### ACTIVITY
Write out the records below once more, exactly as they stand.

(Beginning of MATERIAL TO PROCESS)

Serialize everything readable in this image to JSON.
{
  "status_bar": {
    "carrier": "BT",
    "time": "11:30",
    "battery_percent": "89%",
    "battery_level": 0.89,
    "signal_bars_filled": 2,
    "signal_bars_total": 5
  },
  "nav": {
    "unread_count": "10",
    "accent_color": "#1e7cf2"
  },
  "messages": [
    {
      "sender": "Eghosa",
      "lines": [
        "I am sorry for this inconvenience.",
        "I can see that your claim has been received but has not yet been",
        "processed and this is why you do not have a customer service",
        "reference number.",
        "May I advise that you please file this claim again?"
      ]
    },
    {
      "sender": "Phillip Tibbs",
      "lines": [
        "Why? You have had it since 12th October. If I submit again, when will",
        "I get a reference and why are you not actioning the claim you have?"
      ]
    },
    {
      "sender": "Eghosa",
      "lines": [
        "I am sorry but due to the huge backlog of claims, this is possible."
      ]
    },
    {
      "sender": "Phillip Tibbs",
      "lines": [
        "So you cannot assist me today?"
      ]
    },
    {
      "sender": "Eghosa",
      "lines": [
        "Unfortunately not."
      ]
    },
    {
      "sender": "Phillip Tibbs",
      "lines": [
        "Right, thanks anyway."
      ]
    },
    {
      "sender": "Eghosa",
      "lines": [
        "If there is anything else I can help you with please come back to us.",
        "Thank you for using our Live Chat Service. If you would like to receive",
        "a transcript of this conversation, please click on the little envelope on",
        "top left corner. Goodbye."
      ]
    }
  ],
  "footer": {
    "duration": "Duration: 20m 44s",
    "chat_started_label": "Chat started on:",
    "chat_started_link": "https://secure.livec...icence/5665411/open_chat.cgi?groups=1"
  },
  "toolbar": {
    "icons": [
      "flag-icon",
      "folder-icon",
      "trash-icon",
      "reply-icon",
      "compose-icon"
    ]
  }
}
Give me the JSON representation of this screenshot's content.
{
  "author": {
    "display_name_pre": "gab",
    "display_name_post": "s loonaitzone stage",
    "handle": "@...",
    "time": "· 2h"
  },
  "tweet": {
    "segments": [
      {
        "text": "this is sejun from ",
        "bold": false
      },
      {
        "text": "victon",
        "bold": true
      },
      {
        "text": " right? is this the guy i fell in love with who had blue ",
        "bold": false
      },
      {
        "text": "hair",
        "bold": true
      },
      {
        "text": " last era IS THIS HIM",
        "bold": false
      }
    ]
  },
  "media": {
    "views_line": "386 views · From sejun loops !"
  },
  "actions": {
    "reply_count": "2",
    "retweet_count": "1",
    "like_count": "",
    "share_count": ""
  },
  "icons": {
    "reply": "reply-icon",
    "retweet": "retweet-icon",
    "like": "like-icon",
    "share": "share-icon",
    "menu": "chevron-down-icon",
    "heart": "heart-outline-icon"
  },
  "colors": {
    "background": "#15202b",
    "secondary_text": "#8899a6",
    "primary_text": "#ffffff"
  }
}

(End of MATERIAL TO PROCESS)

### YOUR SOLUTION
Serialize everything readable in this image to JSON.
{
  "status_bar": {
    "carrier": "BT",
    "time": "11:30",
    "battery_percent": "89%",
    "battery_level": 0.89,
    "signal_bars_filled": 2,
    "signal_bars_total": 5
  },
  "nav": {
    "unread_count": "10",
    "accent_color": "#1e7cf2"
  },
  "messages": [
    {
      "sender": "Eghosa",
      "lines": [
        "I am sorry for this inconvenience.",
        "I can see that your claim has been received but has not yet been",
        "processed and this is why you do not have a customer service",
        "reference number.",
        "May I advise that you please file this claim again?"
      ]
    },
    {
      "sender": "Phillip Tibbs",
      "lines": [
        "Why? You have had it since 12th October. If I submit again, when will",
        "I get a reference and why are you not actioning the claim you have?"
      ]
    },
    {
      "sender": "Eghosa",
      "lines": [
        "I am sorry but due to the huge backlog of claims, this is possible."
      ]
    },
    {
      "sender": "Phillip Tibbs",
      "lines": [
        "So you cannot assist me today?"
      ]
    },
    {
      "sender": "Eghosa",
      "lines": [
        "Unfortunately not."
      ]
    },
    {
      "sender": "Phillip Tibbs",
      "lines": [
        "Right, thanks anyway."
      ]
    },
    {
      "sender": "Eghosa",
      "lines": [
        "If there is anything else I can help you with please come back to us.",
        "Thank you for using our Live Chat Service. If you would like to receive",
        "a transcript of this conversation, please click on the little envelope on",
        "top left corner. Goodbye."
      ]
    }
  ],
  "footer": {
    "duration": "Duration: 20m 44s",
    "chat_started_label": "Chat started on:",
    "chat_started_link": "https://secure.livec...icence/5665411/open_chat.cgi?groups=1"
  },
  "toolbar": {
    "icons": [
      "flag-icon",
      "folder-icon",
      "trash-icon",
      "reply-icon",
      "compose-icon"
    ]
  }
}
Give me the JSON representation of this screenshot's content.
{
  "author": {
    "display_name_pre": "gab",
    "display_name_post": "s loonaitzone stage",
    "handle": "@...",
    "time": "· 2h"
  },
  "tweet": {
    "segments": [
      {
        "text": "this is sejun from ",
        "bold": false
      },
      {
        "text": "victon",
        "bold": true
      },
      {
        "text": " right? is this the guy i fell in love with who had blue ",
        "bold": false
      },
      {
        "text": "hair",
        "bold": true
      },
      {
        "text": " last era IS THIS HIM",
        "bold": false
      }
    ]
  },
  "media": {
    "views_line": "386 views · From sejun loops !"
  },
  "actions": {
    "reply_count": "2",
    "retweet_count": "1",
    "like_count": "",
    "share_count": ""
  },
  "icons": {
    "reply": "reply-icon",
    "retweet": "retweet-icon",
    "like": "like-icon",
    "share": "share-icon",
    "menu": "chevron-down-icon",
    "heart": "heart-outline-icon"
  },
  "colors": {
    "background": "#15202b",
    "secondary_text": "#8899a6",
    "primary_text": "#ffffff"
  }
}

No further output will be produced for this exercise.